Dear Nick Saban,
I heard you have COVID. It was all my family talked about at supper tonight. You were our main topic.
I know that to heathens and various non-believers you are just another football coach. But in this house we prayed for you before our meal. The prayer was followed by a couple amens, a few hallelujahs, and six Roll Tides.
I also understand that the local beer joint said a few words for you tonight. They turned off the jukebox and had a moment of silence in your honor.
Grown men with double names quit shooting pool and ceased talking bull. Young men held hats over hearts. A guy in a camouflage shirt led a long prayer.
“Oh God, help Brother Nick,” he said.
That’s what they call you.
My friend, Willis, was there. He said some guy bought a round of beer for all 23 barroom patrons. Then the radio played “Gimme Shelter” by the Rolling Stones because this is one of your all-time favorite songs. Someone said you listen to it after every road game you win.
After this tune they played more classic Stones. “Start Me Up” was invoked. So was “Brown Sugar” and “Jumpin’ Jack Flash.”
My friend Joel is an even bigger fan. When he heard how sick you were he was an emotional wreck. Joel wants you to know that he would be happy to carry you to any hospital in the nation if you needed his services. He has a mostly dependable car, and he’s not busy.
Look, I know you don’t know me. I am nothing on your radar screen. I am infinitesimal vermin in the shadow of your radiant coaching career. I feel foolish even writing this stupid letter.
But you’re probably going to be on your back for a few days, going through the congestion of coronavirus, so I thought I’d tell you how much you mean to this family.
I especially wanted you to know how much you meant to my father-in-law.
As soon as you started coaching for Alabama my father-in-law was immediately willing to bear your children. Every weekend I would go to my father-in-law’s house to watch games and the old man spoke about you like you were already included in the family will.

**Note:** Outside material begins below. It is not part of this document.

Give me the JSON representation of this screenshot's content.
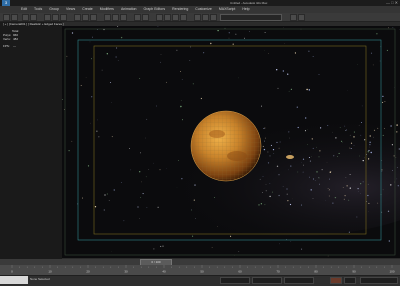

He was a second father to me. I loved him something fierce. He was loud and outspoken. And if I’m being completely honest, we were never certain whether he was three tacos short of a blue plate special.
He was your most ardent convert. Whenever Coach Nick Saban lost his temper on camera, he lost his temper. Whenever Coach Saban scored, he leapt out of his recliner and tap-danced like Danny Kaye.
During critical third-down situations, he would turn up the volume so loud that shingles fell off the roof and neighborhood dogs started howling.
One time we were watching the Iron Bowl and my father-in-law completely lost his mind. When Greg McElroy threw a four-yard touchdown pass to fullback Roy Upchurch, thereby lifting Alabama to a 26–21 win, he jumped out of his seat and mooned me.
I’d never seen that side of him before. It was a pretty special day.
In his final years, he would become pretty emotional whenever your name came up. It was always Nick this, and Nick that. He was a man obsessed.
For Christmas one year the family presented him with an autographed photo of you. I don’t know how we managed to get it. But you should have seen him. He almost turned into a puddle of saltwater just looking at it. I’m sure you have thousands of those photos laying around, but to him it was one in a billion.
The next day, we found your picture hanging in his den, among photos of family members, ancestors, and grandbabies.
Not long before he died we went to visit him in the hospital. He was aged, sick, and his mind was going. He started hollering things like, “Oh, I’m SO worried about Nick!”
“Who are you worried about?” everyone asked.
“Nick!” he’d scream. “I’m worried! Someone pray for Nick!”
At first, we had no idea who the old man was talking about. Then we realized he must have been screaming about you. At which point everyone busted out laughing. Then we cried. Because we knew he didn’t have long after that.
The preacher told that story at his funeral The room was packed with hundreds who wore crimson.
When the preacher explained to everyone that an old man on his deathbed had not been worried about his own end, but was primarily concerned with the well-being of Nicholas Saban Jr., everyone shared a gentle laugh. And a few sniffles.
They buried the old man in his beloved red elephant hat.
Everything was different after that. We started watching Alabama games alone. Week after week, we would sit in relative solitude before a dim TV. His recliner was empty. The room remained quiet. Nobody could scream like he did. Rarely did anyone ever hurl a full moon.
But upon his old desk, we still have your framed photograph. It still reminds us of how happy you made him.
So anyway, you’re probably going to be going through a lot these next weeks. And you’ll likely never see this. But I want you to know we’re thinking about you.
I also wanted you to know how grateful I am. Not just for the games. Not just for your six consecutive National Championship titles, which cement you as one of the most preeminent football coaches in U.S. history. But I wanted to thank you for a small, unassuming eight-by-ten glossy photograph that bears your signature.
Get well, Brother Nick.
And, of course, it goes without saying. Roll Tide.